* **TRY IT**
Copy every line from the records below that holds the word "info".

* **INPUT DATA**
◇ ◇ ◇ ◇

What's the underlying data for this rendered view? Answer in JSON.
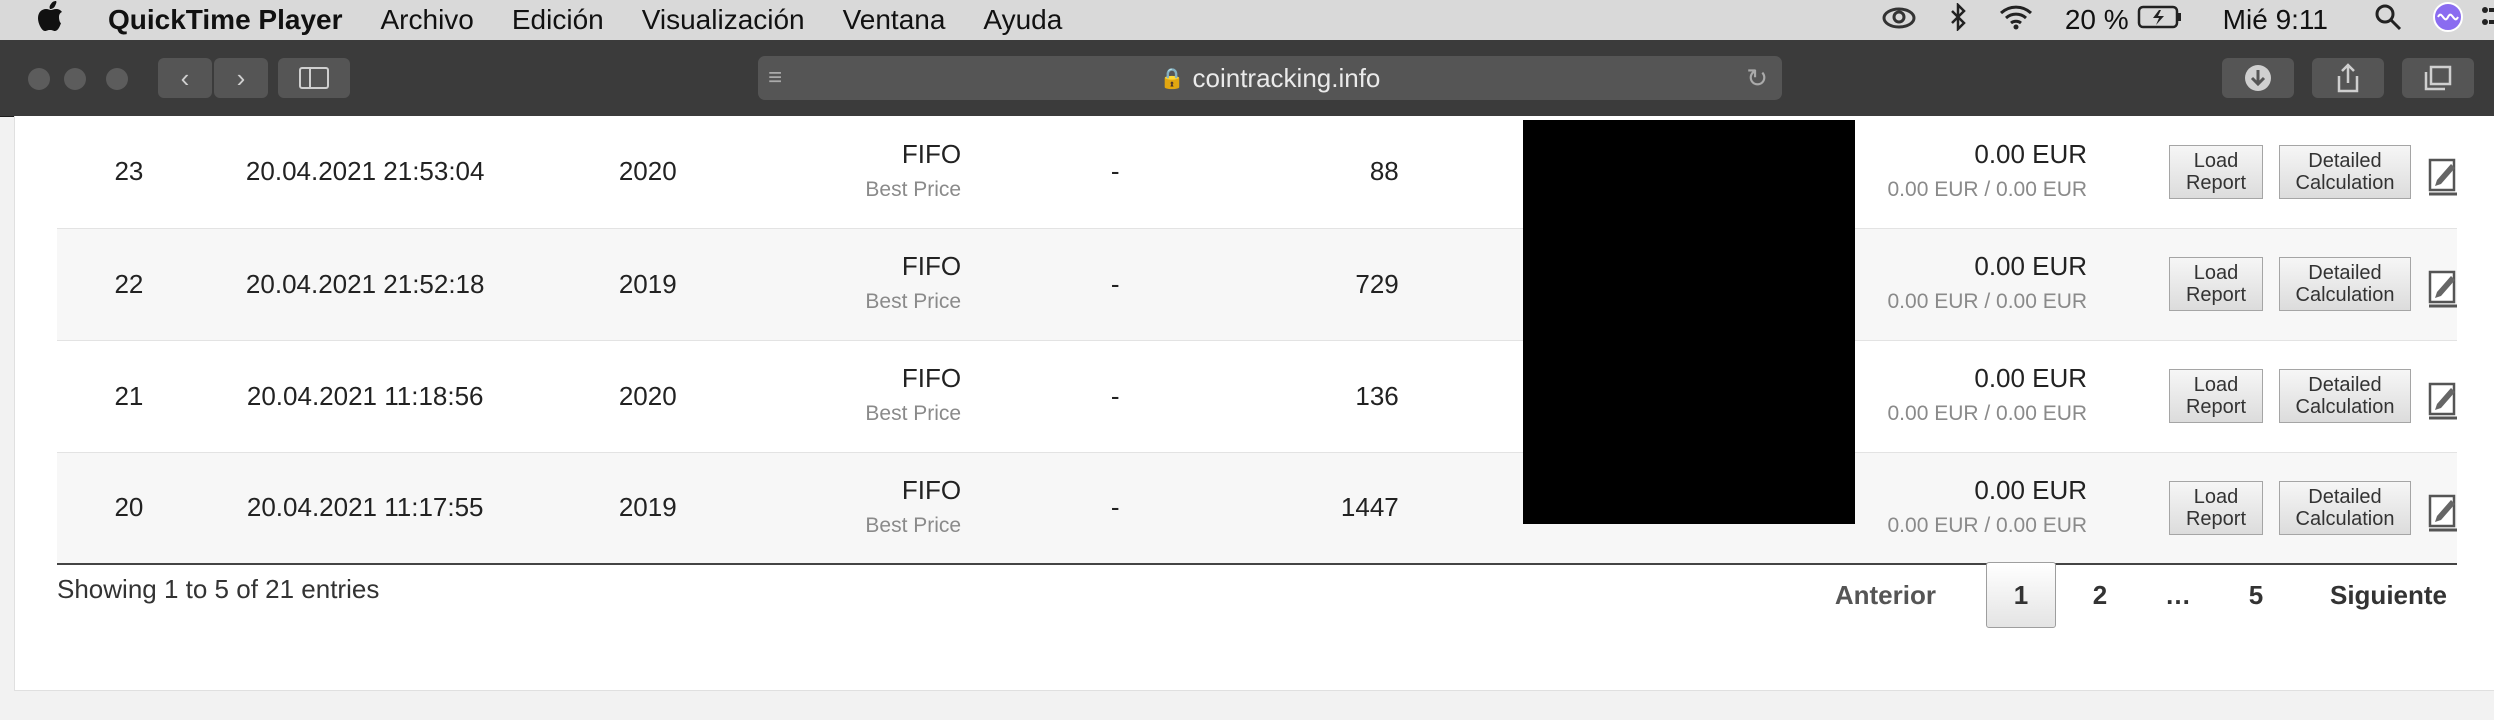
{
  "menubar": {
    "app_name": "QuickTime Player",
    "menus": [
      "Archivo",
      "Edición",
      "Visualización",
      "Ventana",
      "Ayuda"
    ],
    "battery": "20 %",
    "clock": "Mié 9:11"
  },
  "browser": {
    "url": "cointracking.info"
  },
  "table": {
    "rows": [
      {
        "num": "23",
        "date": "20.04.2021 21:53:04",
        "year": "2020",
        "method": "FIFO",
        "method_sub": "Best Price",
        "dash": "-",
        "count": "88",
        "amount": "0.00 EUR",
        "amount_sub": "0.00 EUR / 0.00 EUR",
        "load": "Load Report",
        "detail": "Detailed Calculation"
      },
      {
        "num": "22",
        "date": "20.04.2021 21:52:18",
        "year": "2019",
        "method": "FIFO",
        "method_sub": "Best Price",
        "dash": "-",
        "count": "729",
        "amount": "0.00 EUR",
        "amount_sub": "0.00 EUR / 0.00 EUR",
        "load": "Load Report",
        "detail": "Detailed Calculation"
      },
      {
        "num": "21",
        "date": "20.04.2021 11:18:56",
        "year": "2020",
        "method": "FIFO",
        "method_sub": "Best Price",
        "dash": "-",
        "count": "136",
        "amount": "0.00 EUR",
        "amount_sub": "0.00 EUR / 0.00 EUR",
        "load": "Load Report",
        "detail": "Detailed Calculation"
      },
      {
        "num": "20",
        "date": "20.04.2021 11:17:55",
        "year": "2019",
        "method": "FIFO",
        "method_sub": "Best Price",
        "dash": "-",
        "count": "1447",
        "amount": "0.00 EUR",
        "amount_sub": "0.00 EUR / 0.00 EUR",
        "load": "Load Report",
        "detail": "Detailed Calculation"
      }
    ]
  },
  "footer": {
    "info": "Showing 1 to 5 of 21 entries",
    "prev": "Anterior",
    "pages": [
      "1",
      "2",
      "…",
      "5"
    ],
    "next": "Siguiente"
  }
}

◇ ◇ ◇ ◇

* **TASK SOLUTION**
    "url": "cointracking.info"
    "info": "Showing 1 to 5 of 21 entries",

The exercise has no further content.